What is required » Although pictures appear in the records, the copy must leave them out and match everything else exactly.
BEGIN
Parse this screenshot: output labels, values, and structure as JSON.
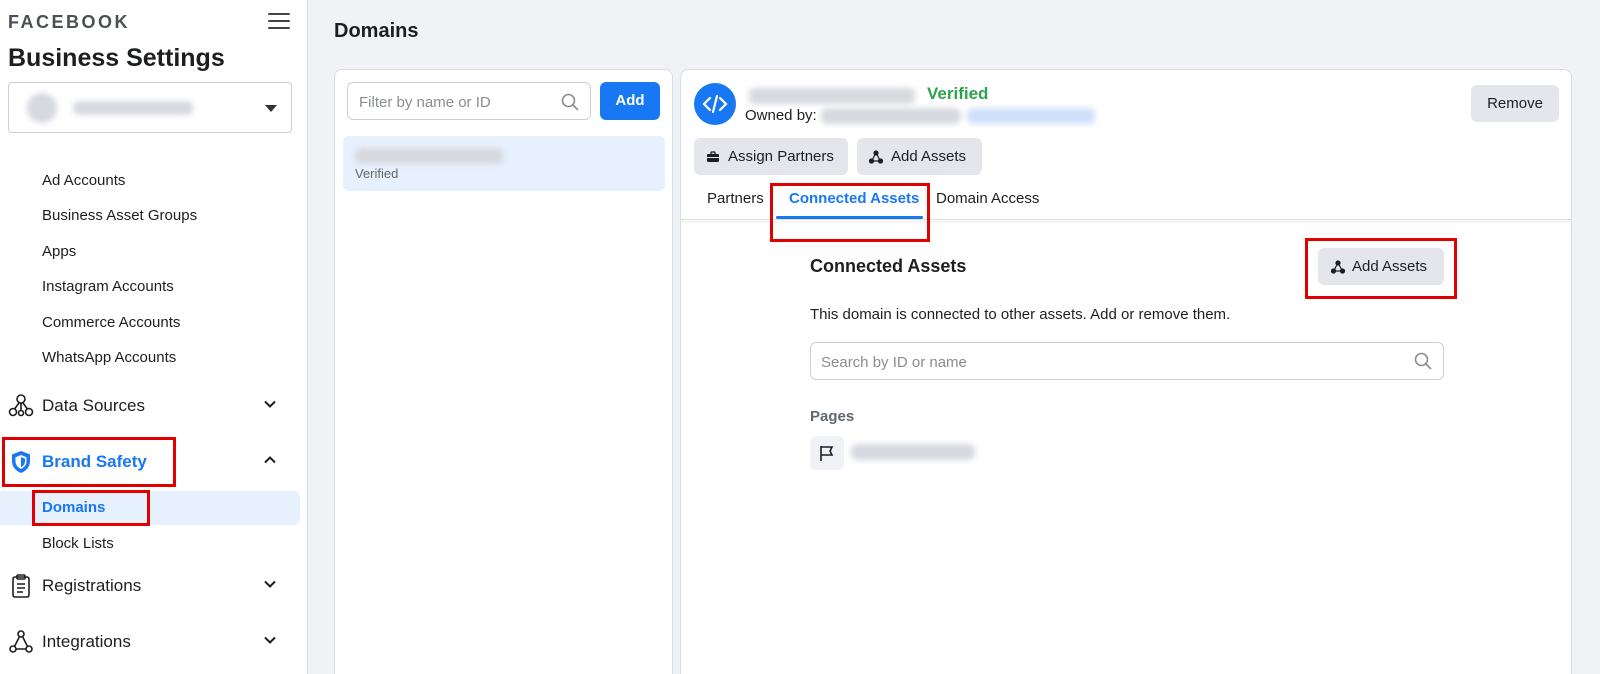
{
  "sidebar": {
    "brand": "FACEBOOK",
    "title": "Business Settings",
    "account_items": [
      "Ad Accounts",
      "Business Asset Groups",
      "Apps",
      "Instagram Accounts",
      "Commerce Accounts",
      "WhatsApp Accounts"
    ],
    "data_sources": "Data Sources",
    "brand_safety": "Brand Safety",
    "domains": "Domains",
    "block_lists": "Block Lists",
    "registrations": "Registrations",
    "integrations": "Integrations"
  },
  "main": {
    "title": "Domains",
    "filter_placeholder": "Filter by name or ID",
    "add_label": "Add",
    "domain_status": "Verified"
  },
  "detail": {
    "verified": "Verified",
    "owned_by": "Owned by:",
    "remove": "Remove",
    "assign_partners": "Assign Partners",
    "add_assets": "Add Assets",
    "tabs": [
      "Partners",
      "Connected Assets",
      "Domain Access"
    ],
    "section_title": "Connected Assets",
    "section_add_assets": "Add Assets",
    "description": "This domain is connected to other assets. Add or remove them.",
    "search_placeholder": "Search by ID or name",
    "pages_label": "Pages"
  },
  "colors": {
    "accent": "#1877f2",
    "verified": "#31a24c",
    "highlight": "#e00000"
  }
}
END
Solution »
Parse this screenshot: output labels, values, and structure as JSON.
{
  "sidebar": {
    "brand": "FACEBOOK",
    "title": "Business Settings",
    "account_items": [
      "Ad Accounts",
      "Business Asset Groups",
      "Apps",
      "Instagram Accounts",
      "Commerce Accounts",
      "WhatsApp Accounts"
    ],
    "data_sources": "Data Sources",
    "brand_safety": "Brand Safety",
    "domains": "Domains",
    "block_lists": "Block Lists",
    "registrations": "Registrations",
    "integrations": "Integrations"
  },
  "main": {
    "title": "Domains",
    "filter_placeholder": "Filter by name or ID",
    "add_label": "Add",
    "domain_status": "Verified"
  },
  "detail": {
    "verified": "Verified",
    "owned_by": "Owned by:",
    "remove": "Remove",
    "assign_partners": "Assign Partners",
    "add_assets": "Add Assets",
    "tabs": [
      "Partners",
      "Connected Assets",
      "Domain Access"
    ],
    "section_title": "Connected Assets",
    "section_add_assets": "Add Assets",
    "description": "This domain is connected to other assets. Add or remove them.",
    "search_placeholder": "Search by ID or name",
    "pages_label": "Pages"
  },
  "colors": {
    "accent": "#1877f2",
    "verified": "#31a24c",
    "highlight": "#e00000"
  }
}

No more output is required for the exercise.